In addition, applicants will need to demonstrate how they would meet the sustainability challenges imposed by F1, and how they would meet a goal of being net-zero by 2030:

For the first time ever, any candidate would be required to address how it would manage the sustainability challenge and how it plans to achieve a net-zero CO2 impact by 2030. Any prospective F1 team would also need to illustrate how they intend to achieve a positive societal impact through its participation in the sport. This would help meet the mutual aims of the FIA and Formula One Management.

With respect to the size of the field, as well as the status of current teams, FIA included this language in their Call for Expressions of Interest:

For the avoidance of doubt, no new applicant has an automatic right of entry to the Championship and the maximum number of teams competing in the Championship up to and including the 2025 season is capped at 12. Existing F1 teams will be given priority over new applicants. In the event that no applicant is considered suitable by the FIA and/or by the F1 Commercial Rights Holder, no new F1 team(s) will be selected.

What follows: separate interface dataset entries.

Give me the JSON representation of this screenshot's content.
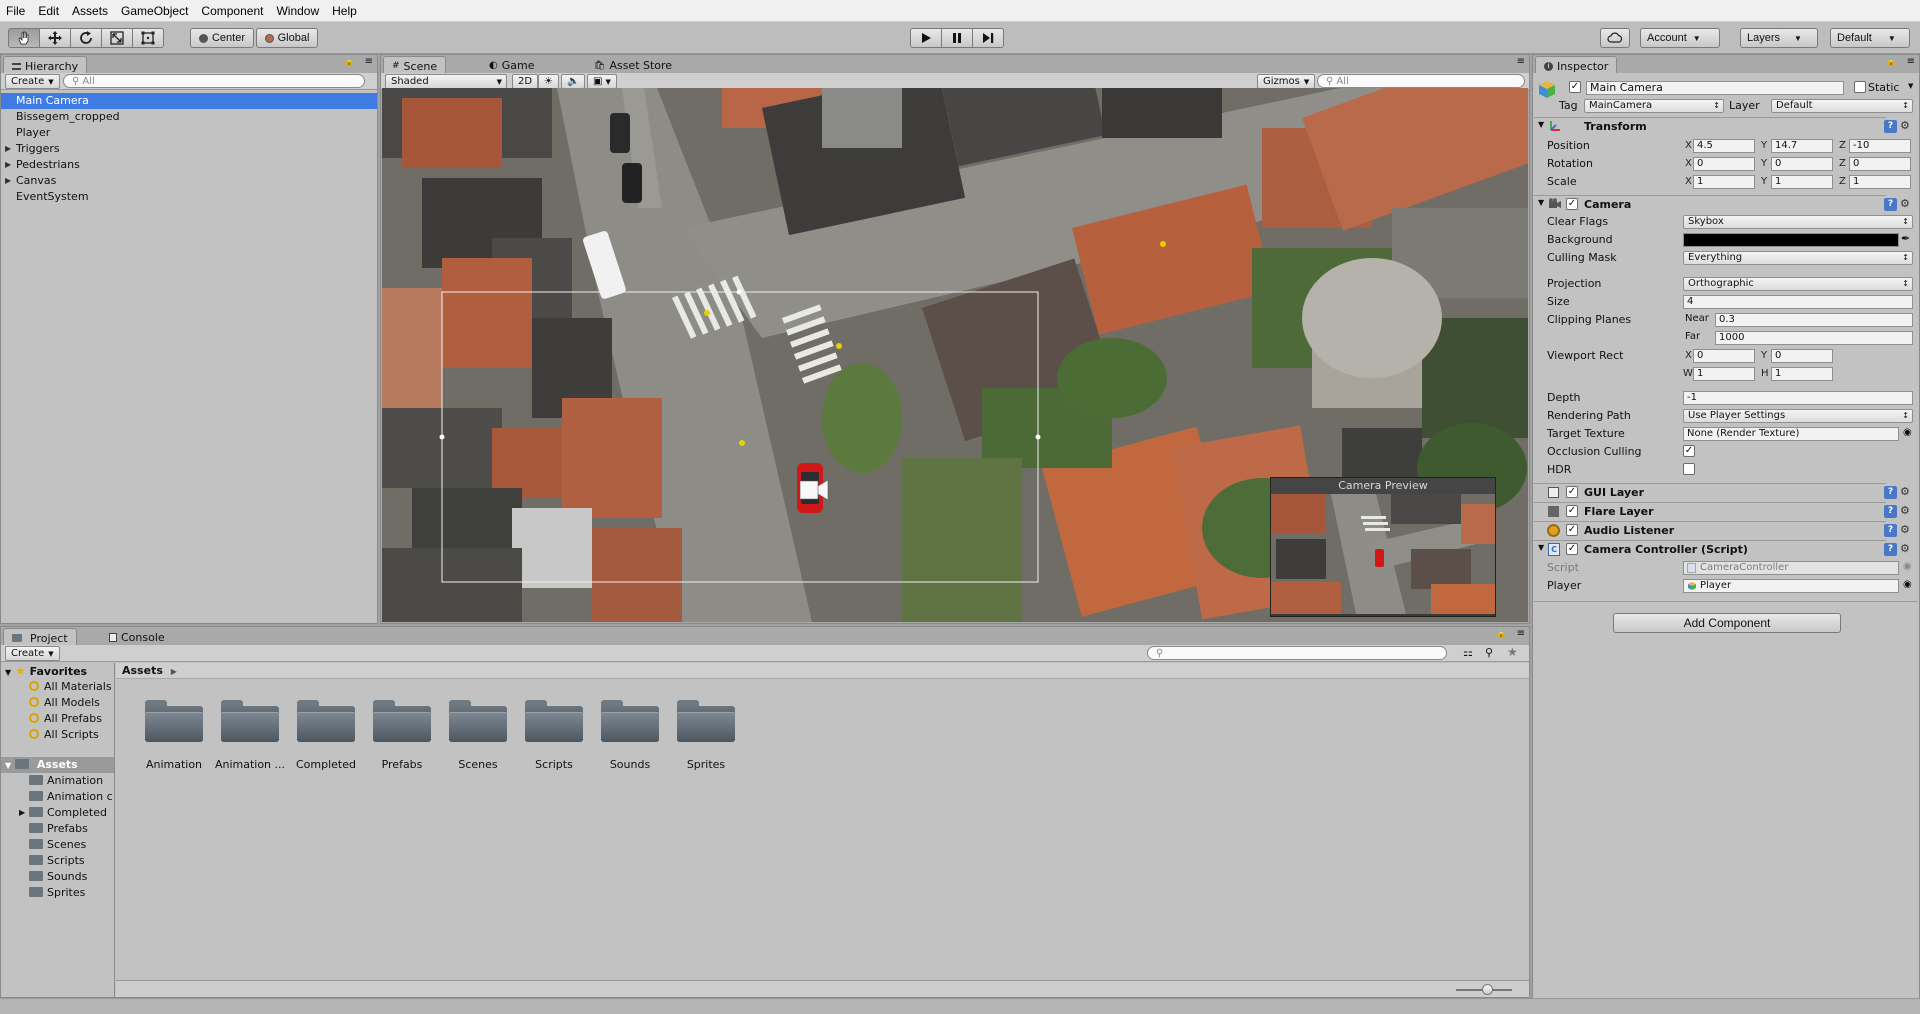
{
  "menubar": {
    "items": [
      "File",
      "Edit",
      "Assets",
      "GameObject",
      "Component",
      "Window",
      "Help"
    ]
  },
  "toolbar": {
    "tools": [
      "hand-tool",
      "move-tool",
      "rotate-tool",
      "scale-tool",
      "rect-tool"
    ],
    "pivot_label": "Center",
    "space_label": "Global",
    "account_label": "Account",
    "layers_label": "Layers",
    "layout_label": "Default"
  },
  "hierarchy": {
    "tab_label": "Hierarchy",
    "create_label": "Create",
    "search_placeholder": "All",
    "items": [
      {
        "label": "Main Camera",
        "selected": true,
        "expandable": false
      },
      {
        "label": "Bissegem_cropped",
        "selected": false,
        "expandable": false
      },
      {
        "label": "Player",
        "selected": false,
        "expandable": false
      },
      {
        "label": "Triggers",
        "selected": false,
        "expandable": true
      },
      {
        "label": "Pedestrians",
        "selected": false,
        "expandable": true
      },
      {
        "label": "Canvas",
        "selected": false,
        "expandable": true
      },
      {
        "label": "EventSystem",
        "selected": false,
        "expandable": false
      }
    ]
  },
  "scene": {
    "tabs": [
      "Scene",
      "Game",
      "Asset Store"
    ],
    "shading_mode": "Shaded",
    "mode_2d_label": "2D",
    "gizmos_label": "Gizmos",
    "search_placeholder": "All",
    "camera_preview_title": "Camera Preview"
  },
  "inspector": {
    "tab_label": "Inspector",
    "object_name": "Main Camera",
    "static_label": "Static",
    "tag_label": "Tag",
    "tag_value": "MainCamera",
    "layer_label": "Layer",
    "layer_value": "Default",
    "transform": {
      "title": "Transform",
      "position_label": "Position",
      "position": {
        "x": "4.5",
        "y": "14.7",
        "z": "-10"
      },
      "rotation_label": "Rotation",
      "rotation": {
        "x": "0",
        "y": "0",
        "z": "0"
      },
      "scale_label": "Scale",
      "scale": {
        "x": "1",
        "y": "1",
        "z": "1"
      }
    },
    "camera": {
      "title": "Camera",
      "clear_flags_label": "Clear Flags",
      "clear_flags": "Skybox",
      "background_label": "Background",
      "background_color": "#000000",
      "culling_mask_label": "Culling Mask",
      "culling_mask": "Everything",
      "projection_label": "Projection",
      "projection": "Orthographic",
      "size_label": "Size",
      "size": "4",
      "clipping_planes_label": "Clipping Planes",
      "near_label": "Near",
      "near": "0.3",
      "far_label": "Far",
      "far": "1000",
      "viewport_rect_label": "Viewport Rect",
      "viewport": {
        "x": "0",
        "y": "0",
        "w": "1",
        "h": "1"
      },
      "depth_label": "Depth",
      "depth": "-1",
      "rendering_path_label": "Rendering Path",
      "rendering_path": "Use Player Settings",
      "target_texture_label": "Target Texture",
      "target_texture": "None (Render Texture)",
      "occlusion_culling_label": "Occlusion Culling",
      "occlusion_culling": true,
      "hdr_label": "HDR",
      "hdr": false
    },
    "components": [
      "GUI Layer",
      "Flare Layer",
      "Audio Listener"
    ],
    "camera_controller": {
      "title": "Camera Controller (Script)",
      "script_label": "Script",
      "script_value": "CameraController",
      "player_label": "Player",
      "player_value": "Player"
    },
    "add_component_label": "Add Component"
  },
  "project": {
    "tabs": [
      "Project",
      "Console"
    ],
    "create_label": "Create",
    "favorites_label": "Favorites",
    "favorites": [
      "All Materials",
      "All Models",
      "All Prefabs",
      "All Scripts"
    ],
    "assets_label": "Assets",
    "tree_folders": [
      "Animation",
      "Animation c",
      "Completed",
      "Prefabs",
      "Scenes",
      "Scripts",
      "Sounds",
      "Sprites"
    ],
    "breadcrumb": "Assets",
    "grid_folders": [
      "Animation",
      "Animation ...",
      "Completed",
      "Prefabs",
      "Scenes",
      "Scripts",
      "Sounds",
      "Sprites"
    ]
  },
  "colors": {
    "selection": "#3e7ce4",
    "panel": "#c2c2c2",
    "car_red": "#d01818"
  }
}
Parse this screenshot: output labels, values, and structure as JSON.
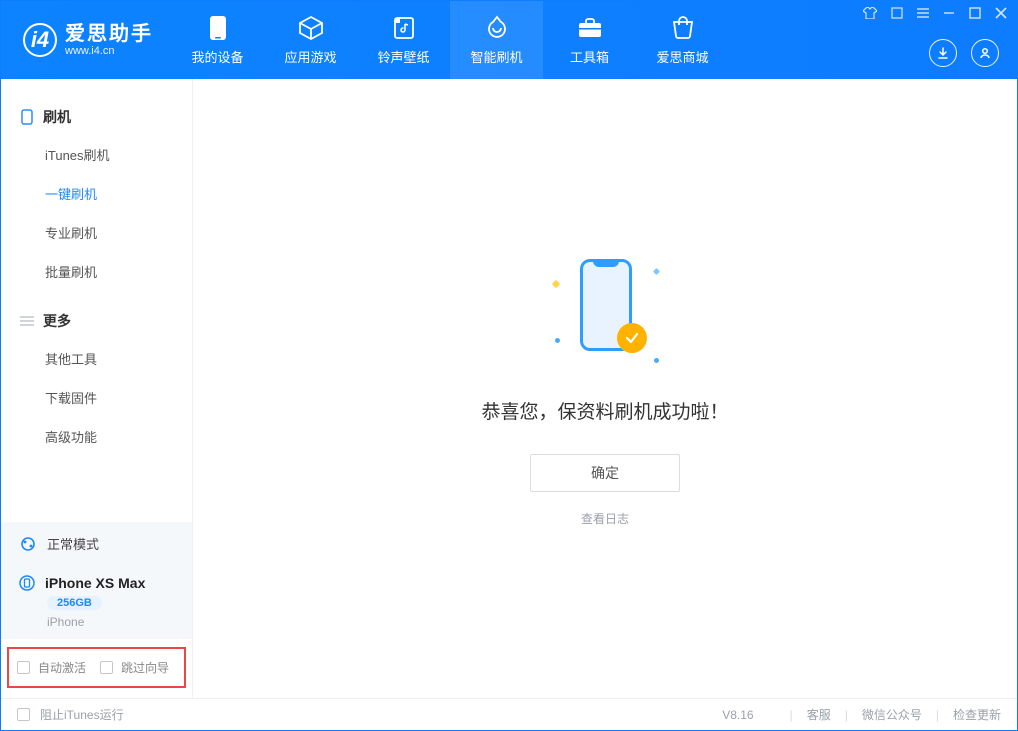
{
  "app": {
    "title": "爱思助手",
    "url": "www.i4.cn"
  },
  "nav": [
    {
      "label": "我的设备",
      "icon": "device"
    },
    {
      "label": "应用游戏",
      "icon": "apps"
    },
    {
      "label": "铃声壁纸",
      "icon": "ringtone"
    },
    {
      "label": "智能刷机",
      "icon": "flash",
      "active": true
    },
    {
      "label": "工具箱",
      "icon": "toolbox"
    },
    {
      "label": "爱思商城",
      "icon": "shop"
    }
  ],
  "sidebar": {
    "section1_title": "刷机",
    "items1": [
      {
        "label": "iTunes刷机"
      },
      {
        "label": "一键刷机",
        "active": true
      },
      {
        "label": "专业刷机"
      },
      {
        "label": "批量刷机"
      }
    ],
    "section2_title": "更多",
    "items2": [
      {
        "label": "其他工具"
      },
      {
        "label": "下载固件"
      },
      {
        "label": "高级功能"
      }
    ],
    "mode_label": "正常模式",
    "device_name": "iPhone XS Max",
    "device_capacity": "256GB",
    "device_type": "iPhone",
    "opt_auto_activate": "自动激活",
    "opt_skip_guide": "跳过向导"
  },
  "main": {
    "success_text": "恭喜您，保资料刷机成功啦！",
    "ok_button": "确定",
    "log_link": "查看日志"
  },
  "footer": {
    "stop_itunes": "阻止iTunes运行",
    "version": "V8.16",
    "links": [
      "客服",
      "微信公众号",
      "检查更新"
    ]
  }
}
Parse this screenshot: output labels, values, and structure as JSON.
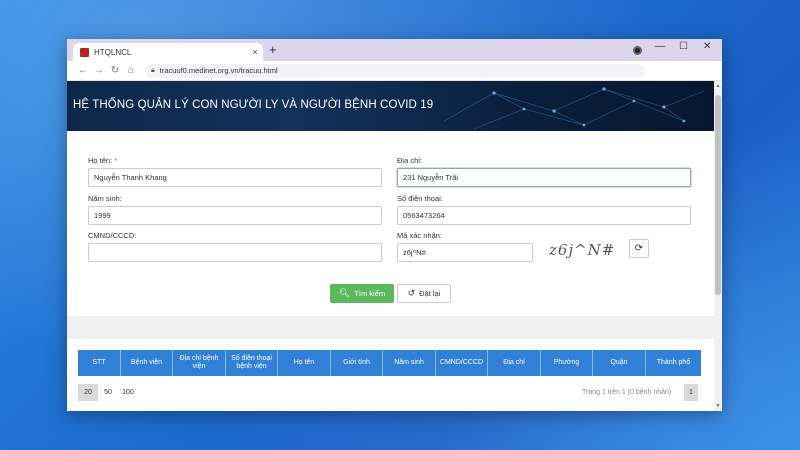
{
  "browser": {
    "tab_title": "HTQLNCL",
    "tab_close": "×",
    "new_tab": "+",
    "url": "tracuuf0.medinet.org.vn/tracuu.html",
    "win_min": "—",
    "win_max": "☐",
    "win_close": "✕"
  },
  "page": {
    "banner_title": "HỆ THỐNG QUẢN LÝ CON NGƯỜI LY VÀ NGƯỜI BỆNH COVID 19"
  },
  "form": {
    "name_label": "Họ tên:",
    "name_required": "*",
    "name_value": "Nguyễn Thanh Khang",
    "address_label": "Địa chỉ:",
    "address_value": "231 Nguyễn Trãi",
    "birth_year_label": "Năm sinh:",
    "birth_year_value": "1999",
    "phone_label": "Số điện thoại:",
    "phone_value": "0563473264",
    "id_label": "CMND/CCCD:",
    "id_value": "",
    "captcha_label": "Mã xác nhận:",
    "captcha_value": "z6j^N#",
    "captcha_image_text": "z6j^N#",
    "search_button": "Tìm kiếm",
    "reset_button": "Đặt lại"
  },
  "table": {
    "columns": [
      "STT",
      "Bệnh viện",
      "Địa chỉ bệnh viện",
      "Số điện thoại bệnh viện",
      "Họ tên",
      "Giới tính",
      "Năm sinh",
      "CMND/CCCD",
      "Địa chỉ",
      "Phường",
      "Quận",
      "Thành phố"
    ],
    "page_sizes": [
      "20",
      "50",
      "100"
    ],
    "page_info": "Trang 1 trên 1 (0 bệnh nhân)",
    "current_page": "1"
  },
  "colors": {
    "header_blue": "#2f80d6",
    "search_green": "#5cb85c",
    "banner_navy": "#0e2748"
  }
}
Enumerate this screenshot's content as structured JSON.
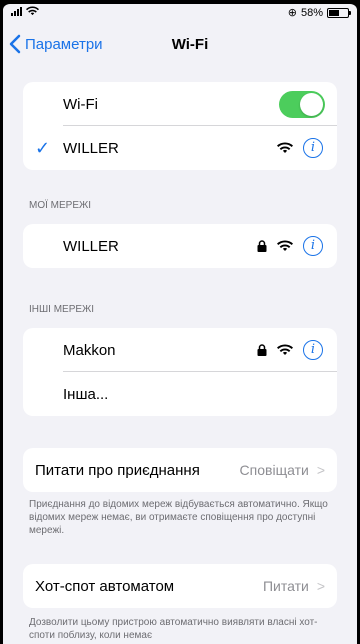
{
  "status_bar": {
    "battery_text": "58%",
    "battery_level": 0.58
  },
  "nav": {
    "back_label": "Параметри",
    "title": "Wi-Fi"
  },
  "wifi_group": {
    "toggle_label": "Wi-Fi",
    "toggle_on": true,
    "connected_network": "WILLER"
  },
  "my_networks": {
    "header": "МОЇ МЕРЕЖІ",
    "items": [
      {
        "name": "WILLER",
        "locked": true
      }
    ]
  },
  "other_networks": {
    "header": "ІНШІ МЕРЕЖІ",
    "items": [
      {
        "name": "Makkon",
        "locked": true
      }
    ],
    "other_label": "Інша..."
  },
  "ask_to_join": {
    "label": "Питати про приєднання",
    "value": "Сповіщати",
    "footnote": "Приєднання до відомих мереж відбувається автоматично. Якщо відомих мереж немає, ви отримаєте сповіщення про доступні мережі."
  },
  "auto_hotspot": {
    "label": "Хот-спот автоматом",
    "value": "Питати",
    "footnote": "Дозволити цьому пристрою автоматично виявляти власні хот-споти поблизу, коли немає"
  },
  "colors": {
    "accent": "#1a73e8",
    "toggle_on": "#4ccd5c",
    "background": "#f2f2f7"
  }
}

There are currently ten teams on the grid.

FIA President Mohammed Ben Sulayem issued a statement that said in part: “The growth and appeal of the FIA Formula One World Championship is at unprecedented levels. The FIA believes the conditions are right for interested parties, which meet the selection criteria, to express a formal interest in entering the Championship.”

The Call for Expressions of Interest comes as the future of F1 has become a hot-button topic in the world of motorsport. Weeks ago Andretti Autosport announced to media members including SB Nation the formation of a partnership with General Motors seeking to join F1.

That announcement has touched off a war of words in the sport, with FIA President Ben Sulayem seeming in favor of expanding the field, while other teams already on the grid have started to push back on the idea of expansion. This war of words might ultimately be good for the sport, as it has kept F1 in the conversation during the off-season.

Most recently, Red Bull Team Principal Christian Horner addressed the idea of expanding the field, calling for a “sensible conversation” about expansion. In an interview with Racer, Horner noted that “to have the Andretti brand and name and Cadillac in Formula 1 would be fantastic, and hopefully a solution can be found.”

However, Horner did point out why existing teams might not be in favor of expanding the field, and as always, it comes down to money. “If you introduce another one or two teams, you dilute the value of the current 10 franchises, which of course teams — particularly down towards the bottom end of the grid — have got a very inflated inherent value at the moment.”

Perhaps the biggest question that remains is this: How many prospective teams take FIA up on their offer to apply? We can be sure that Andretti-Cadillac will be at the forefront, but will another prospective team — or teams — follow suit? In addition to Andretti-Cadillac, Panthera Team Asia F1 has revived their own push for a team on the circuit. Could they also be in the mix for a future spot on the grid?